Small Business Saturday, the day after Black Friday in the United States, has become bigger business, I suspect, than its founders ever hoped for.

Here is a post I first wrote in December of 2011, three months after devastating floods hit portions of upstate New York, including the neighborhood where I live..  I have updated it slightly.  Sadly, the buying dilemma - local business selling imported goods vs. national business selling local goods - still continues.

For example, our local shopping mall has a seasonal business called Shop 607. (607 is our phone area code.) I've bought from them before, and was pleased by the quality of items made by local artisans.  But, this year, I found a number of items for sale by the local businesses that were not made in New York State.  In fact, one item for sale was made in San Francisco - which is about 2,800 miles (4500 km) from where the mall is located in Johnson City, New York.  (If anyone from Shop 607 wishes to contact me, I would be pleased to expand on my disappointment.)
One Display on Small Business Saturday, November 26, 2016
Hence the title of this post: Is Local Always Best?  The edited 2011 post follows:

It's a very popular thing right now to "Buy American":  we must maintain our manufacturing base, and save jobs for Americans.  I've been trying to "buy local" (or at least "Made in the U.S.A.") for several years now.

But sometimes the choice is hard.

When we visited the State of Maine in September of 2011, we were impressed by the pains the people of Maine took to promote items "made in Maine".  There were a number of stores in the Portland and Brunswick, ME areas specializing in Maine-made merchandise:  everything from mustard to Poland Springs water and vodka to blankets to balsam pillows to toothpaste.  Supermarkets featured local foods and beverages in special displays.

But we also found that enough of the merchandise in a Maine institution, Renys, A Maine Adventure, was not made in the U.S.A.

Too many times now, people who want to do right by their fellow Americans face a choice:

Buy merchandise not made in the United States from a local business?

Or buy American from a national chain?

Back in November of 2011, I wanted to "buy local" in light of the devastating floods that hit our part of upstate NY in September but I am finding that choice isn't so simple.

On Black Friday 2011, we found an area rug in our local Kohl's, on a great sale, and proudly made by Mohawk in the U.S.A.

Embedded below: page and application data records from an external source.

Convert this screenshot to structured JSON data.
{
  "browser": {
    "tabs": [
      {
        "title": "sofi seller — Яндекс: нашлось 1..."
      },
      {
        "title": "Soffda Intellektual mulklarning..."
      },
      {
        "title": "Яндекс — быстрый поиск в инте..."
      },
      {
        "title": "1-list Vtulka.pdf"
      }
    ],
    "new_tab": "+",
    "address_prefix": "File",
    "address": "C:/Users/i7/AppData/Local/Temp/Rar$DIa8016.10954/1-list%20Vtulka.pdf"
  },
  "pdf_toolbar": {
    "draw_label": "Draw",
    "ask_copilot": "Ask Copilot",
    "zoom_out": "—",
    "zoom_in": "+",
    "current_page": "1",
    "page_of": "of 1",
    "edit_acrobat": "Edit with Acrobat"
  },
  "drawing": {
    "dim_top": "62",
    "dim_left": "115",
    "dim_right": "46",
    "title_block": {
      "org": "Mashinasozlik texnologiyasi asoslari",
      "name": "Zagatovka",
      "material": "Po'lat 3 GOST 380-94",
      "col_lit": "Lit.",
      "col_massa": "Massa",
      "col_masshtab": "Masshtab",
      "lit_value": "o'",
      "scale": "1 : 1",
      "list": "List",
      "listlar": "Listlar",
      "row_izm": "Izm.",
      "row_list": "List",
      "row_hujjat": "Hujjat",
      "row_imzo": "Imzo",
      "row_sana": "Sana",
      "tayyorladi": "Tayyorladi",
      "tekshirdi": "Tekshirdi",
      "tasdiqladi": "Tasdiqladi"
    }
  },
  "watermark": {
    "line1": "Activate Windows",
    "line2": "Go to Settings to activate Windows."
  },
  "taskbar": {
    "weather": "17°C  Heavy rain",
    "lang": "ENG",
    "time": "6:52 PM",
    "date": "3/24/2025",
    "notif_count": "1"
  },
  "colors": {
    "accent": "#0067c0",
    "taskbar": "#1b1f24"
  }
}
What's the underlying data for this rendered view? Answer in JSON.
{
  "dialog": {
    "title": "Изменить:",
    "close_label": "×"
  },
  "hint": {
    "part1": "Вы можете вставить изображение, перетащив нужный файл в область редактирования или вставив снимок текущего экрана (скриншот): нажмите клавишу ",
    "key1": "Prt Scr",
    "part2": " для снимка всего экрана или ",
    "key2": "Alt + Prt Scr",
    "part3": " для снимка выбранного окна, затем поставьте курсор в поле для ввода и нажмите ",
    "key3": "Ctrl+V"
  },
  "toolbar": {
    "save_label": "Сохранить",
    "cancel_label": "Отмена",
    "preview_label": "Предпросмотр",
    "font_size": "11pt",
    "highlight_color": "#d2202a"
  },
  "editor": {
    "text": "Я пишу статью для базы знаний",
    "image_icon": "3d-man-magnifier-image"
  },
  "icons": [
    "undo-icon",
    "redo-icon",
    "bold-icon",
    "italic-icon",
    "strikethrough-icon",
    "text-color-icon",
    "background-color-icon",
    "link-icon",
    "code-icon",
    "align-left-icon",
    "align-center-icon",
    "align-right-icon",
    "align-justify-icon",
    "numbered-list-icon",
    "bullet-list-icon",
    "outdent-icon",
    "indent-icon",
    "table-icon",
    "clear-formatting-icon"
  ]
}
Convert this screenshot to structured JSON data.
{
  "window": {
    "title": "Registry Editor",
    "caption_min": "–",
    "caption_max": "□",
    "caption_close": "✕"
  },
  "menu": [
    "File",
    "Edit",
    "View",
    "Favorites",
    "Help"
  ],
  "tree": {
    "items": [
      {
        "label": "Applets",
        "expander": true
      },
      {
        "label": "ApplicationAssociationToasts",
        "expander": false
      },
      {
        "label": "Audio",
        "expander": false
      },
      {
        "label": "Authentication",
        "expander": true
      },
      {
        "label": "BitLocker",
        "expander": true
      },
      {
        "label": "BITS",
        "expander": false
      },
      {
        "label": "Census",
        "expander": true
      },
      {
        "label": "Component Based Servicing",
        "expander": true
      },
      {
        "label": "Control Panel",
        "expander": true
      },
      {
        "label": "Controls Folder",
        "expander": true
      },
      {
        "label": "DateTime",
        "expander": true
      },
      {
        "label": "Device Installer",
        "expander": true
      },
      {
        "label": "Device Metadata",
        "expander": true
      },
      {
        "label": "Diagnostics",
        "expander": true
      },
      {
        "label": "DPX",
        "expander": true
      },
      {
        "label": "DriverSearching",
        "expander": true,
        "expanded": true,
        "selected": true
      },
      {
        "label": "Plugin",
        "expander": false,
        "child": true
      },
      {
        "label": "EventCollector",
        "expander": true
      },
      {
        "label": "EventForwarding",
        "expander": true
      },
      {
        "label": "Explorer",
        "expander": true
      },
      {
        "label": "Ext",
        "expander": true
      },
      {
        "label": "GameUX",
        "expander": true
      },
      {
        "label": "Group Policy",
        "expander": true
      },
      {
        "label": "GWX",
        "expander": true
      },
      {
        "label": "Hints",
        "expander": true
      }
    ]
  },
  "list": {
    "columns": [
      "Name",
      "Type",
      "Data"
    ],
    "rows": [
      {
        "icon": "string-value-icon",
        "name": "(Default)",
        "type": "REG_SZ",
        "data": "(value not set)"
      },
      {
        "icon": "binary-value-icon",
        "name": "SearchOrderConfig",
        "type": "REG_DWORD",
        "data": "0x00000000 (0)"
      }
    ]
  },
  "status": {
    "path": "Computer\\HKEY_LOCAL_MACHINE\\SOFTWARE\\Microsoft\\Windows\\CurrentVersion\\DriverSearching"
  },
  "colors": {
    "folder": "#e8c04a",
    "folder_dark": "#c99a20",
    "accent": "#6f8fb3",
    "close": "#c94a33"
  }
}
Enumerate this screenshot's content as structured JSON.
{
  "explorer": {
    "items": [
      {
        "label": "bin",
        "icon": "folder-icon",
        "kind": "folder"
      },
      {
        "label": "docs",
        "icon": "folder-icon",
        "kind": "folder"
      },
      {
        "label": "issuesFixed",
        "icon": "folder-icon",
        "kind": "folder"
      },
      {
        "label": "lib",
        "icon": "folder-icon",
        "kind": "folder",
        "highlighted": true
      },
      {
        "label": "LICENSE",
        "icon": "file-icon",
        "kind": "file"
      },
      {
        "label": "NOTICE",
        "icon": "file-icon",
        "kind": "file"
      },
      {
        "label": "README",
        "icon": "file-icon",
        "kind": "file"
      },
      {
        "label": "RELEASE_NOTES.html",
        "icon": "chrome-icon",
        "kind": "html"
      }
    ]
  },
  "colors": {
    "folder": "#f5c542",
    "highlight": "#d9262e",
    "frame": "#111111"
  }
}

But in a local gift store in nearby Owego, a town hard hit by the flood, we tried our best to replace Christmas ornaments destroyed in the flood - and found that the majority of the ornaments - and all the patriotic ornaments - were made in China.

Should we have skipped the rug because it was being sold by a large national chain? (no, we bought it.)

Should we have passed on the China-made Christmas ornaments? (this one was harder but we did buy some.)

What about the local Home Depot?  National chain, blocks from our house, hit hard by the flood of September 8, 2011; reopened the day before Thanksgiving.  On Black Friday we were there at 5:05 a.m., passing under a sign saying "Welcome Back, Friends!".  The store was mobbed, and I would bet that some of those employees welcoming us had lost their homes in the flood.  They would have lost their jobs, too, if Home Depot had "hung it up".  (we still try to buy in a locally owned hardware store when possible but some of those Black Friday specials were irresistible.)

These decisions come nearly every day.  Today, I needed a new dish drainboard - and I ended up buying a made in U.S.A. product from Sterlite, in a national chain store (Target). The price was slightly higher than the Rubbermaid (made in China) but I gladly paid it.  But still, it wasn't from a small business. 

In other words, this decision - like so much in life - isn't that simple.  All I can hope is that I make the right decisions with my hard earned shopping dollars.

What do you think?

Day 26 of NaBloPoMo.